    The Steam Whisperer Member Posts: 1,219
    I agree with most of the comments above. The cost of fixing the existing systems to work properly is usually a small fraction of wholesale replacement. In addition, the latest gee wiz control systems are placing the most important system in the building in the hands of the internet, quite often, and these systems get outdated very quickly. A major disadvantage of a hot water system in that environment is that a single component failure can cause a freeze up that will take the whole system down and do extensive damage. With forced air or steam, the damage is usually limited to a small area and the rest of the complex continues to be operate. That same problem applies to a DDC system. A single control failure can take the whole building down, and exposes the heating system and building to freeze ups. This is especially a problem with institutions like school districts that do not or cannot maintain ( due to tax freeze's, etc) a fancy new system to keep it reliable.
    Of course there is also the basic problem of a power outage that can quickly freeze up a hot water system that is not well maintained ( ie outdoor air dampers not closing properly on failure, etc due to lack of maintenance).
    Steam is an exceptional choice for institutional use for many of the reasons above.
    To learn more about this professional, click here to visit their ad in Find A Contractor.
  • John Mills_5
    John Mills_5 Member Posts: 952
    If the district is going to rip out and replace pipes, vents, controls, boilers, why not spend a bit more for a chiller and get rid of window shakers?
  • Brewbeer
    Brewbeer Member Posts: 616
    The govt is usually required to take the lowest bidder, and as we know from the posts on here, the lowest bidder frequently doesn't know what they are doing.
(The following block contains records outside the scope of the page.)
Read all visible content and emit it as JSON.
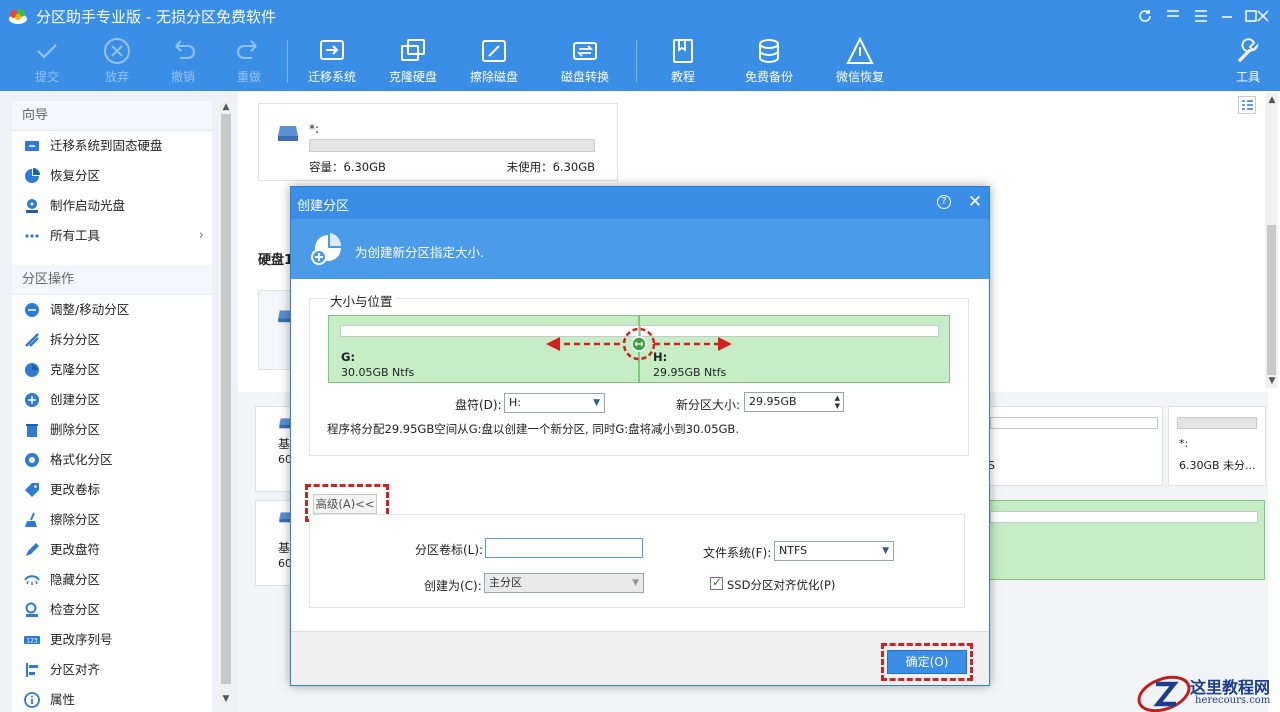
{
  "app": {
    "title": "分区助手专业版 - 无损分区免费软件",
    "window_controls": [
      "refresh",
      "minimize-to-tray",
      "menu",
      "minimize",
      "maximize",
      "close"
    ]
  },
  "toolbar": {
    "items": [
      {
        "label": "提交",
        "icon": "check-icon",
        "enabled": false
      },
      {
        "label": "放弃",
        "icon": "cancel-circle-icon",
        "enabled": false
      },
      {
        "label": "撤销",
        "icon": "undo-icon",
        "enabled": false
      },
      {
        "label": "重做",
        "icon": "redo-icon",
        "enabled": false
      },
      {
        "label": "迁移系统",
        "icon": "migrate-os-icon",
        "enabled": true
      },
      {
        "label": "克隆硬盘",
        "icon": "clone-disk-icon",
        "enabled": true
      },
      {
        "label": "擦除磁盘",
        "icon": "wipe-disk-icon",
        "enabled": true
      },
      {
        "label": "磁盘转换",
        "icon": "disk-convert-icon",
        "enabled": true
      },
      {
        "label": "教程",
        "icon": "book-icon",
        "enabled": true
      },
      {
        "label": "免费备份",
        "icon": "backup-icon",
        "enabled": true
      },
      {
        "label": "微信恢复",
        "icon": "recovery-icon",
        "enabled": true
      },
      {
        "label": "工具",
        "icon": "wrench-icon",
        "enabled": true
      }
    ]
  },
  "sidebar": {
    "wizard": {
      "heading": "向导",
      "items": [
        {
          "label": "迁移系统到固态硬盘",
          "icon": "migrate-ssd-icon"
        },
        {
          "label": "恢复分区",
          "icon": "recover-partition-icon"
        },
        {
          "label": "制作启动光盘",
          "icon": "boot-disc-icon"
        },
        {
          "label": "所有工具",
          "icon": "more-dots-icon",
          "chevron": "›"
        }
      ]
    },
    "operations": {
      "heading": "分区操作",
      "items": [
        {
          "label": "调整/移动分区",
          "icon": "resize-icon"
        },
        {
          "label": "拆分分区",
          "icon": "split-icon"
        },
        {
          "label": "克隆分区",
          "icon": "clone-partition-icon"
        },
        {
          "label": "创建分区",
          "icon": "create-partition-icon"
        },
        {
          "label": "删除分区",
          "icon": "trash-icon"
        },
        {
          "label": "格式化分区",
          "icon": "format-icon"
        },
        {
          "label": "更改卷标",
          "icon": "tag-icon"
        },
        {
          "label": "擦除分区",
          "icon": "broom-icon"
        },
        {
          "label": "更改盘符",
          "icon": "pencil-icon"
        },
        {
          "label": "隐藏分区",
          "icon": "hide-eye-icon"
        },
        {
          "label": "检查分区",
          "icon": "magnifier-icon"
        },
        {
          "label": "更改序列号",
          "icon": "serial-123-icon"
        },
        {
          "label": "分区对齐",
          "icon": "align-icon"
        },
        {
          "label": "属性",
          "icon": "info-icon"
        }
      ]
    }
  },
  "main": {
    "disk_card": {
      "label": "*:",
      "capacity": "容量：6.30GB",
      "unused": "未使用：6.30GB"
    },
    "disk_heading": "硬盘1",
    "bg_fragments": {
      "row1_a": "基",
      "row1_b": "60",
      "row2_a": "基",
      "row2_b": "60",
      "frag_s": "S",
      "right_label": "*:",
      "right_size": "6.30GB 未分..."
    }
  },
  "dialog": {
    "title": "创建分区",
    "help": "?",
    "close": "✕",
    "banner_text": "为创建新分区指定大小.",
    "section_label": "大小与位置",
    "partition_left": {
      "letter": "G:",
      "size": "30.05GB Ntfs"
    },
    "partition_right": {
      "letter": "H:",
      "size": "29.95GB Ntfs"
    },
    "split_fraction": 0.5,
    "drive_letter_label": "盘符(D):",
    "drive_letter_value": "H:",
    "new_size_label": "新分区大小:",
    "new_size_value": "29.95GB",
    "info": "程序将分配29.95GB空间从G:盘以创建一个新分区, 同时G:盘将减小到30.05GB.",
    "advanced_button": "高级(A)<<",
    "volume_label_label": "分区卷标(L):",
    "volume_label_value": "",
    "filesystem_label": "文件系统(F):",
    "filesystem_value": "NTFS",
    "create_as_label": "创建为(C):",
    "create_as_value": "主分区",
    "ssd_align_label": "SSD分区对齐优化(P)",
    "ssd_align_checked": true,
    "ok_button": "确定(O)"
  },
  "colors": {
    "accent": "#3a8ee6",
    "banner": "#4a9be8",
    "partition_fill": "#c6edc6",
    "highlight": "#d42020"
  },
  "watermark": {
    "title": "这里教程网",
    "url": "herecours.com"
  }
}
That's why maintenance of public buildings is so challenging for govt officials, esp. locals who frequently are p/t or volunteers in their communities.
    Hydronics inspired homeowner with self-designed high efficiency low temperature baseboard system and professionally installed mod-con boiler with indirect DHW. My system design thread: http://forum.heatinghelp.com/discussion/154385
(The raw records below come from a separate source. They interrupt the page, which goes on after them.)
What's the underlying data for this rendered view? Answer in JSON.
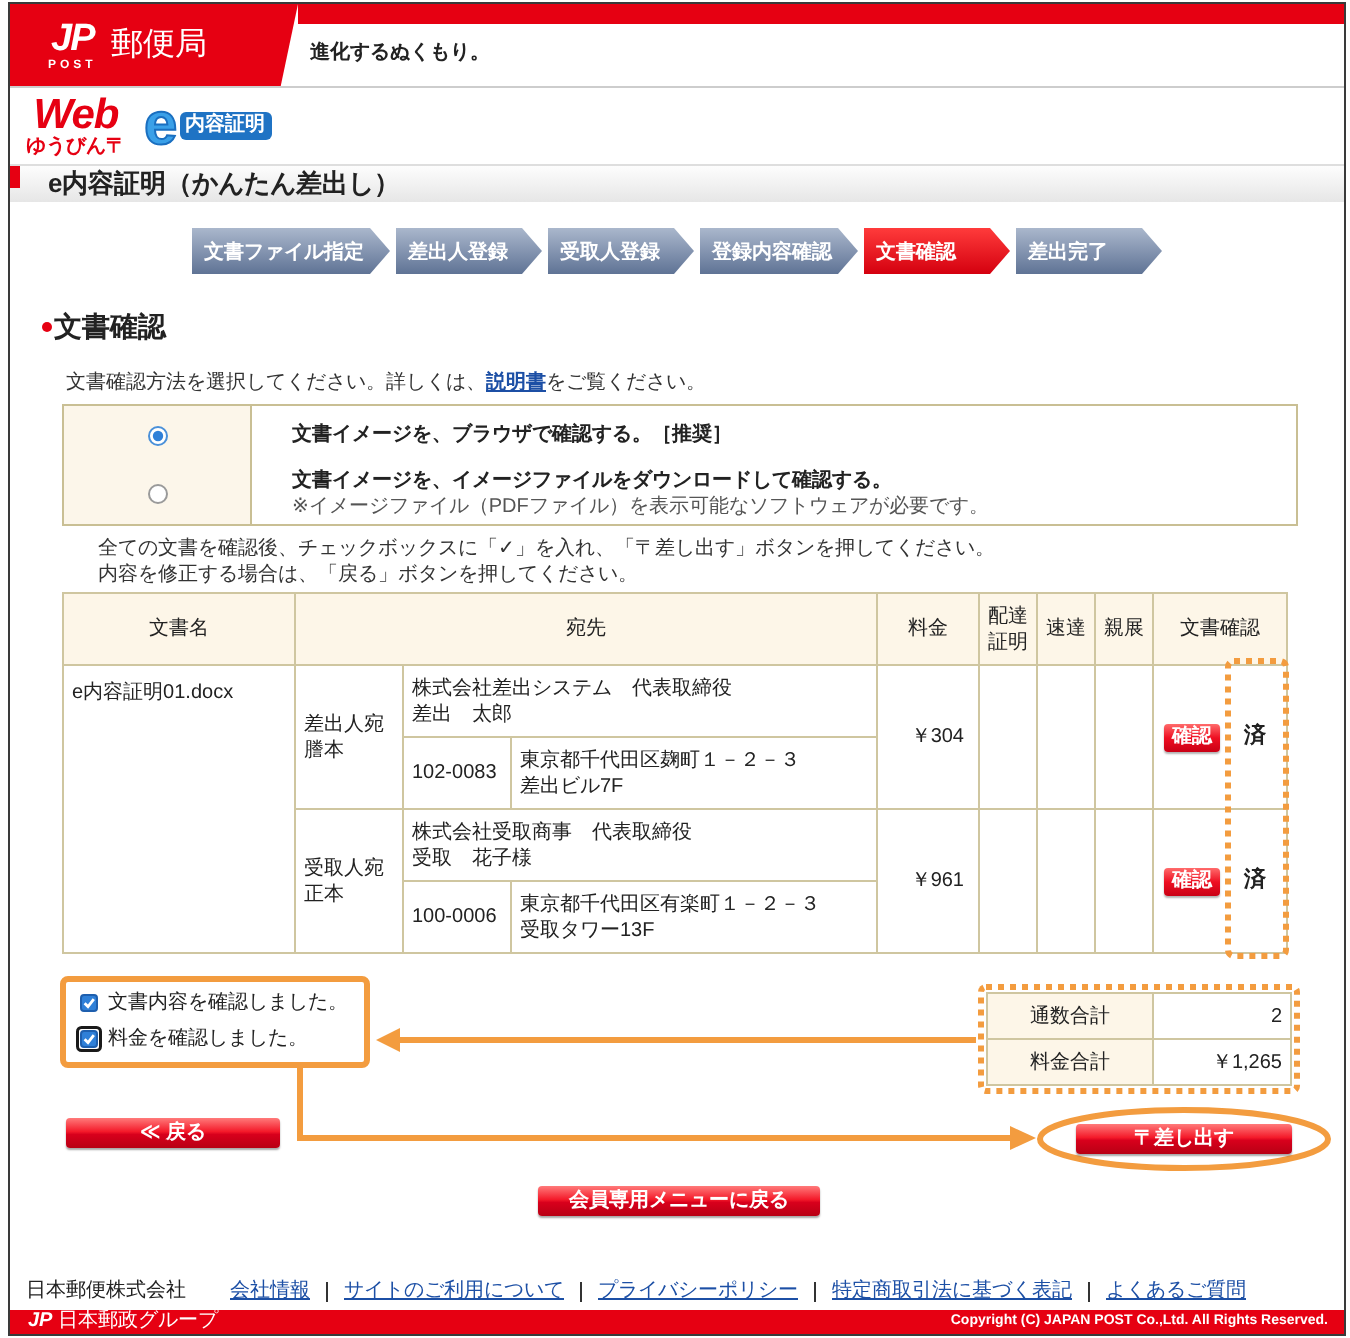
{
  "header": {
    "logo_mark": "JP",
    "logo_sub": "POST",
    "brand": "郵便局",
    "tagline": "進化するぬくもり。"
  },
  "service_logos": {
    "web_mark": "Web",
    "web_sub": "ゆうびん〒",
    "e_mark": "e",
    "e_label": "内容証明"
  },
  "page_title": "e内容証明（かんたん差出し）",
  "steps": [
    {
      "label": "文書ファイル指定",
      "selected": false
    },
    {
      "label": "差出人登録",
      "selected": false
    },
    {
      "label": "受取人登録",
      "selected": false
    },
    {
      "label": "登録内容確認",
      "selected": false
    },
    {
      "label": "文書確認",
      "selected": true
    },
    {
      "label": "差出完了",
      "selected": false
    }
  ],
  "section": {
    "heading": "文書確認",
    "intro_before": "文書確認方法を選択してください。詳しくは、",
    "intro_link": "説明書",
    "intro_after": "をご覧ください。"
  },
  "check_methods": [
    {
      "label": "文書イメージを、ブラウザで確認する。［推奨］",
      "selected": true
    },
    {
      "label": "文書イメージを、イメージファイルをダウンロードして確認する。",
      "note": "※イメージファイル（PDFファイル）を表示可能なソフトウェアが必要です。",
      "selected": false
    }
  ],
  "instructions": [
    "全ての文書を確認後、チェックボックスに「✓」を入れ、「〒差し出す」ボタンを押してください。",
    "内容を修正する場合は、「戻る」ボタンを押してください。"
  ],
  "documents_table": {
    "columns": [
      "文書名",
      "宛先",
      "料金",
      "配達証明",
      "速達",
      "親展",
      "文書確認"
    ],
    "documents": [
      {
        "file_name": "e内容証明01.docx",
        "recipients": [
          {
            "role": "差出人宛謄本",
            "name_lines": [
              "株式会社差出システム　代表取締役",
              "差出　太郎"
            ],
            "postal_code": "102-0083",
            "address_lines": [
              "東京都千代田区麹町１－２－３",
              "差出ビル7F"
            ],
            "fee": "￥304",
            "confirm_button": "確認",
            "status": "済"
          },
          {
            "role": "受取人宛正本",
            "name_lines": [
              "株式会社受取商事　代表取締役",
              "受取　花子様"
            ],
            "postal_code": "100-0006",
            "address_lines": [
              "東京都千代田区有楽町１－２－３",
              "受取タワー13F"
            ],
            "fee": "￥961",
            "confirm_button": "確認",
            "status": "済"
          }
        ]
      }
    ]
  },
  "confirmations": [
    {
      "label": "文書内容を確認しました。",
      "checked": true,
      "focused": false
    },
    {
      "label": "料金を確認しました。",
      "checked": true,
      "focused": true
    }
  ],
  "totals": [
    {
      "label": "通数合計",
      "value": "2"
    },
    {
      "label": "料金合計",
      "value": "￥1,265"
    }
  ],
  "buttons": {
    "back": "≪ 戻る",
    "submit": "〒差し出す",
    "member_menu": "会員専用メニューに戻る"
  },
  "footer": {
    "company": "日本郵便株式会社",
    "links": [
      "会社情報",
      "サイトのご利用について",
      "プライバシーポリシー",
      "特定商取引法に基づく表記",
      "よくあるご質問"
    ],
    "group_mark": "JP",
    "group_name": "日本郵政グループ",
    "copyright": "Copyright (C) JAPAN POST Co.,Ltd. All Rights Reserved."
  }
}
    System Photo: https://us.v-cdn.net/5021738/uploads/FileUpload/79/451e1f19a1e5b345e0951fbe1ff6ca.jpg
  • Voyager
    Voyager Member Posts: 395
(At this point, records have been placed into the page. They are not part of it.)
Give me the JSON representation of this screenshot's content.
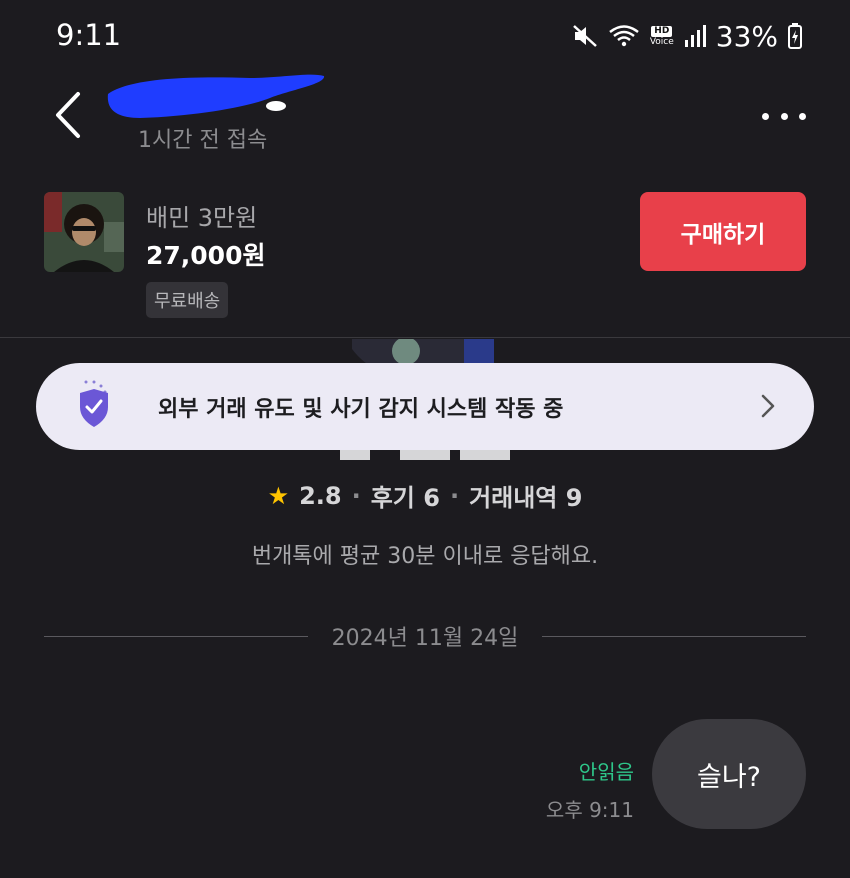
{
  "status_bar": {
    "time": "9:11",
    "battery": "33%",
    "icons": [
      "mute-vibrate-icon",
      "wifi-icon",
      "hd-voice-icon",
      "signal-icon",
      "battery-charging-icon"
    ],
    "hd_label": "HD",
    "voice_label": "Voice"
  },
  "header": {
    "last_seen": "1시간 전 접속"
  },
  "product": {
    "title": "배민 3만원",
    "price": "27,000원",
    "badge": "무료배송",
    "buy_label": "구매하기"
  },
  "safety_banner": {
    "text": "외부 거래 유도 및 사기 감지 시스템 작동 중"
  },
  "seller_stats": {
    "rating": "2.8",
    "reviews": "후기 6",
    "transactions": "거래내역 9",
    "separator": "·"
  },
  "response_info": "번개톡에 평균 30분 이내로 응답해요.",
  "date_divider": "2024년 11월 24일",
  "message": {
    "text": "슬나?",
    "status": "안읽음",
    "time": "오후 9:11"
  },
  "colors": {
    "background": "#1c1b1f",
    "buy_button": "#e8404a",
    "unread_status": "#2ec78a",
    "shield": "#6b57d6",
    "banner_bg": "#eceaf5"
  }
}
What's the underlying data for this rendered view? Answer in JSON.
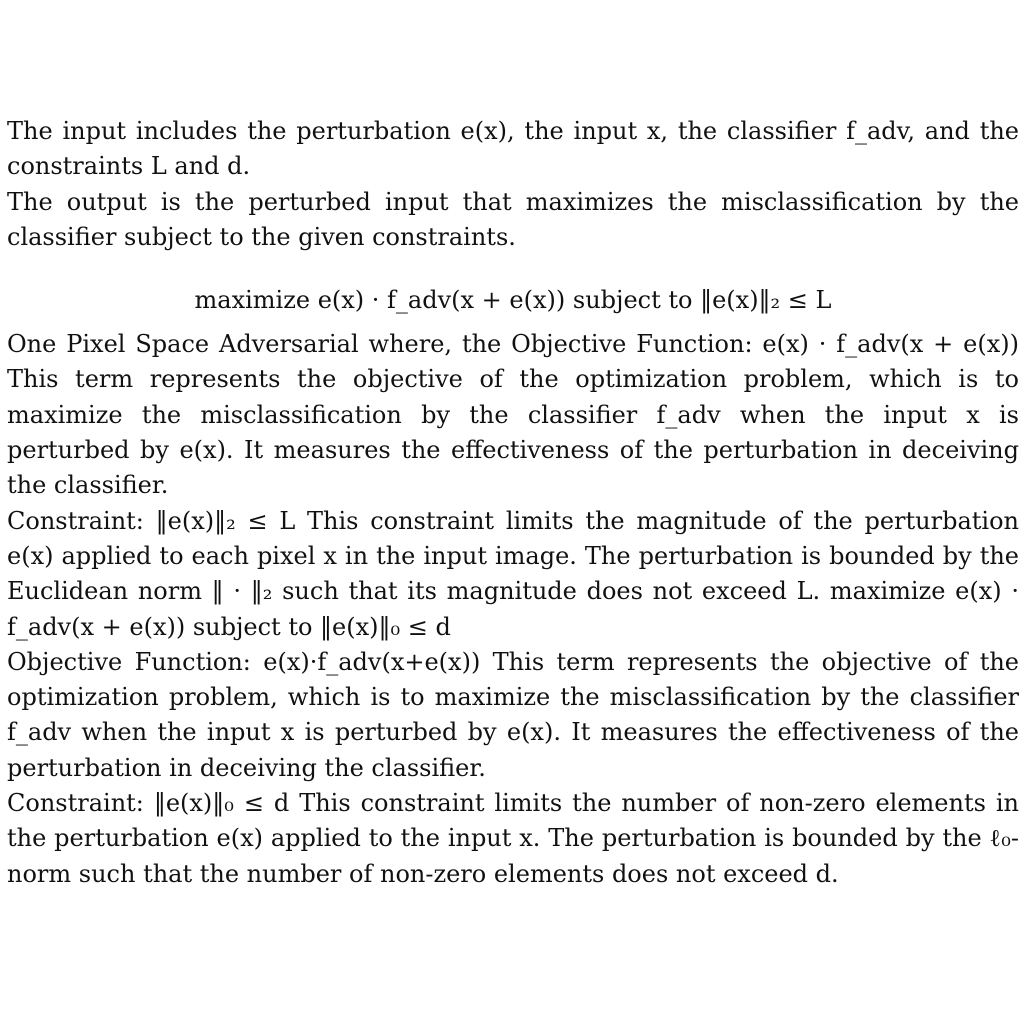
{
  "paragraphs": {
    "p1": "The input includes the perturbation e(x), the input x, the classifier f_adv, and the constraints L and d.",
    "p2": "The output is the perturbed input that maximizes the misclassification by the classifier subject to the given constraints.",
    "eq1": "maximize   e(x) · f_adv(x + e(x))   subject to   ‖e(x)‖₂ ≤ L",
    "p3": "One Pixel Space Adversarial where, the Objective Function: e(x) · f_adv(x + e(x)) This term represents the objective of the optimization problem, which is to maximize the misclassification by the classifier f_adv when the input x is perturbed by e(x). It measures the effectiveness of the perturbation in deceiving the classifier.",
    "p4": "Constraint: ‖e(x)‖₂ ≤ L This constraint limits the magnitude of the perturbation e(x) applied to each pixel x in the input image. The perturbation is bounded by the Euclidean norm ‖ · ‖₂ such that its magnitude does not exceed L. maximize   e(x) · f_adv(x + e(x))   subject to   ‖e(x)‖₀ ≤ d",
    "p5": "Objective Function: e(x)·f_adv(x+e(x)) This term represents the objective of the optimization problem, which is to maximize the misclassification by the classifier f_adv when the input x is perturbed by e(x). It measures the effectiveness of the perturbation in deceiving the classifier.",
    "p6": "Constraint: ‖e(x)‖₀ ≤ d This constraint limits the number of non-zero elements in the perturbation e(x) applied to the input x. The perturbation is bounded by the ℓ₀-norm such that the number of non-zero elements does not exceed d."
  }
}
    First question is: How old is old? I have read about steam systems that are 100 years old and still work. Not sure of any HWBB systems that old, but there may be some. FA is a more recent entrant in general, but I know of several systems that are 40 years old and still going. The last house I owned is still running on its original forced air furnace and it was built in 1961. Now, it isn’t that efficient and not that comfortable as it was poorly designed, but it was always reliable when I lived there with just a little maintenance.

    I agree with Jamie in taking a really close look at your current systems before going whole hog on replacement. And with 10 buildings, I can’t possibly believe that all of them require replacement at once. I would rank them by age,efficiency, current cost of maintenance, comfort level, etc. and then develop a long-range upgrade plan. I find it hard to believe that you couldn’t get by with upgrading one school a year over the next decade. And that would give you progressive experience with whatever system type you choose so you could decide afresh each year if you wanted to stay to course or make technology or installer changes.
  • Steamhead
    Steamhead Member Posts: 17,012
    My vote would be "No".
    All Steamed Up, Inc.
    Towson, MD, USA
    Steam, Vapor & Hot-Water Heating Specialists
    Oil & Gas Burner Service